Didn’t think that music for cats existed? Think again! Cats, with their acute sense of hearing, instinctively prefer music that corresponds closely with the sounds they use to communicate with each other, such as purring and meowing. So there’s no need to take it personally if your cat snubs your favorite tune or leaves the room when you cue up your stereo! It’s not because of her discerning taste — she just may not be able to tolerate the tone and volume.
How Can You Use Music With Your Cats?
Like humans, cats do enjoy listening to music. But they prefer music that’s chosen with them in mind, especially classical music. “I believe they respond well both to music for calming and enrichment,” says Dr. Susan Wagner, an integrative medicine doctor at MedVet Columbus and an adjunct assistant professor at The Ohio State University College of Veterinary Medicine.
Dr. Wagner, who specializes in music therapy for animals, recommends two types of music for cats: calming (to reduce stress) and enriching (to stimulate). “Calming music has lower tones, slower tempos and minimal instrumentation, while enriching music is just the opposite,” she says.
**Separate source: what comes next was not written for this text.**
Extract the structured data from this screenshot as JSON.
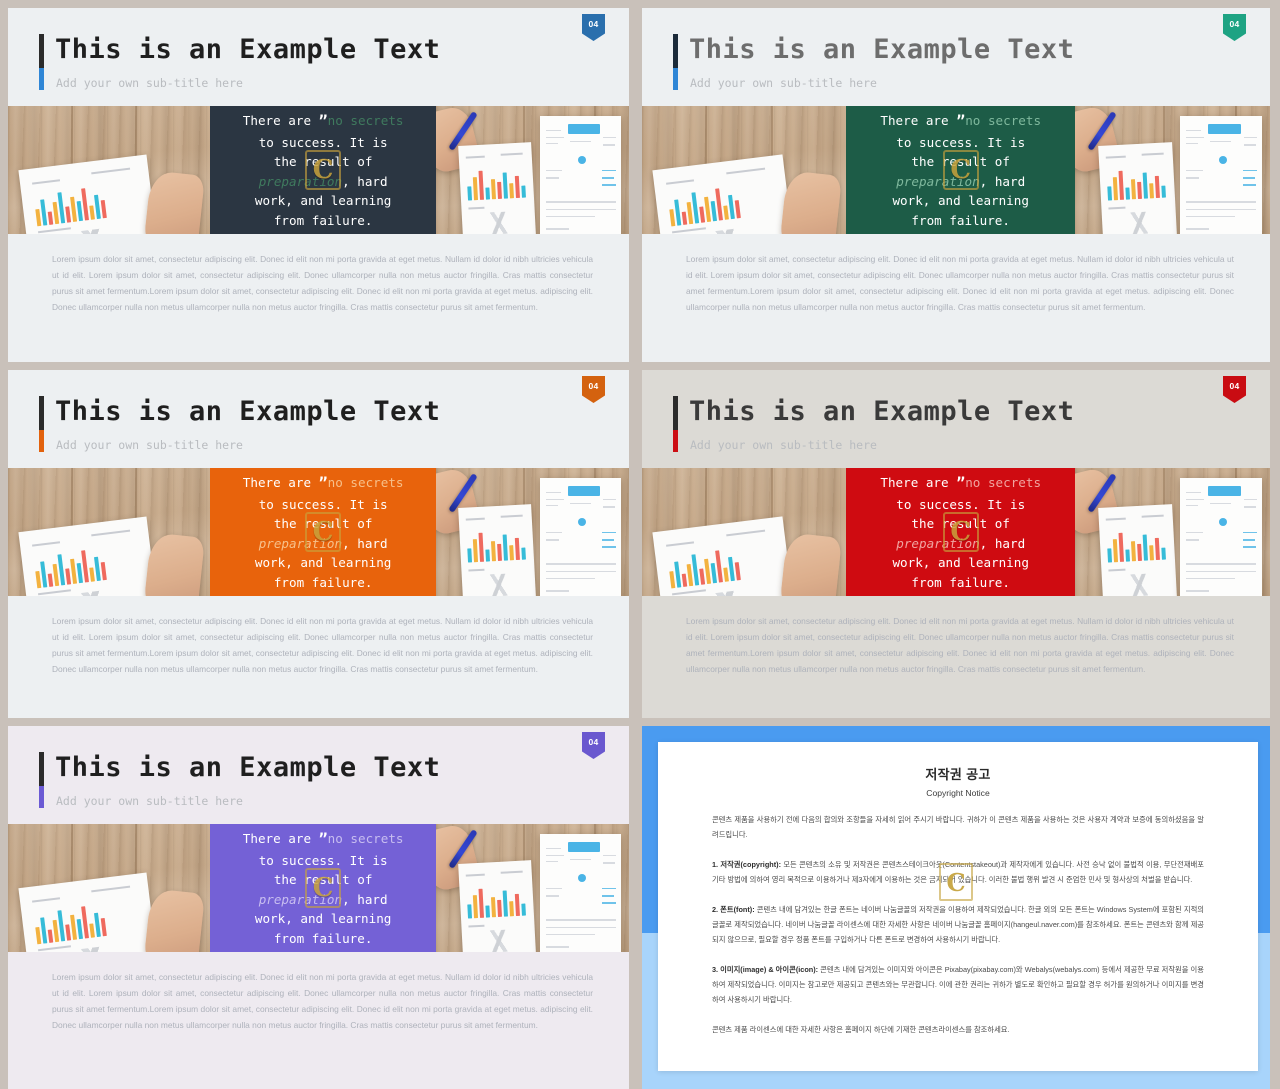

For example, a soothing Chopin piano sonata calms your kitty down, while a lively Bach flute sonata encourages her to jump and play.
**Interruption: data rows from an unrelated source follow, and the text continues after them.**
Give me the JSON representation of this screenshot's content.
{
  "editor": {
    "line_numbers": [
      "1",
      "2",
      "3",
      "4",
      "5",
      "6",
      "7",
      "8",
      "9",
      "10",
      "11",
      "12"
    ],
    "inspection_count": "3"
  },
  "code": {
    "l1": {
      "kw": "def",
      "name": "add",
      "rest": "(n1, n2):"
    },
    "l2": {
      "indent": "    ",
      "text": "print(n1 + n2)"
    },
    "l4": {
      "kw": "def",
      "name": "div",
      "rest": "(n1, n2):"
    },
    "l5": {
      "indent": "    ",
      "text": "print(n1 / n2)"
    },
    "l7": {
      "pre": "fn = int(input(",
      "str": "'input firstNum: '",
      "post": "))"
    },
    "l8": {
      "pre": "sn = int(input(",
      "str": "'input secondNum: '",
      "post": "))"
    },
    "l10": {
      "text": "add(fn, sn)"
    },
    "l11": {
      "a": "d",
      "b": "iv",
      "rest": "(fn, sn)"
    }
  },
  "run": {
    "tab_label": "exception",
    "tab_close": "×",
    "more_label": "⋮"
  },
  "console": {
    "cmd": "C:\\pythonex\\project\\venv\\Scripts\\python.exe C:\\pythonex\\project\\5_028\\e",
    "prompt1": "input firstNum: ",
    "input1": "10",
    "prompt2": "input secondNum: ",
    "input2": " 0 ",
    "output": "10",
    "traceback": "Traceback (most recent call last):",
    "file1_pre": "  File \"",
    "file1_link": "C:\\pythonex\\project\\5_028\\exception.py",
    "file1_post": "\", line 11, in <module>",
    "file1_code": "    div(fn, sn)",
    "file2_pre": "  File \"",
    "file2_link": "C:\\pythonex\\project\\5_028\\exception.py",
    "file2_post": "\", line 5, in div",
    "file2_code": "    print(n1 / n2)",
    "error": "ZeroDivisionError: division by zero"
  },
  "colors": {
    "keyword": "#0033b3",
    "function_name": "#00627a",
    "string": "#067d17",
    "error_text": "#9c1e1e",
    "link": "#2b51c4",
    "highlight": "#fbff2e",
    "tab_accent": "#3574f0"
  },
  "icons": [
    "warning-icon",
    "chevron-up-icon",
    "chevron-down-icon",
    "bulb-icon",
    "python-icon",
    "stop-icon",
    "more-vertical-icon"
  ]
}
Do you like to leave the radio on when you’re out of the house as a way to keep your cat company? If so, it’s important for you to choose the music that you play wisely, as it has the potential to do more harm than good. According to Snowdon, you must be sure to avoid any music that may induce negative emotions in your furry companion.
What Are the Benefits of Music for Cats?
There are many benefits of introducing your cat to the world of music. According to Dr. Wagner, you should play calming music for at least an hour a day if your pet tends to be anxious or scared. And “enriching music is especially wonderful for indoor cats,” she adds.
According to Dr. Wagner, music therapy can be used to help cats who are suffering from a variety of serious medical conditions. “I have recommended music for my feline patients who suffer from anxiety or disorders that are exacerbated by anxiety, such as Feline Interstitial Cystitis, Herpes or Inflammatory Bowel Disease,” she says. “I also have found it helpful in any chronic condition that creates stress, whether it is osteoarthritis, diabetes or cancer.”
According to Snowdon, music also does wonders for feral cats. “One of the main benefits of the cat music may be to help animals that have previously been abused or neglected to develop confidence in their new human companions,” he says. For instance, this music may urge an unresponsive stray cat to approach and interact with a new owner.
Ideally, you and your kitty can come to a mutual agreement on what type of music to play in your home. “There needs to be a balance between music for humans and for cats when both are together,” says Snowdon.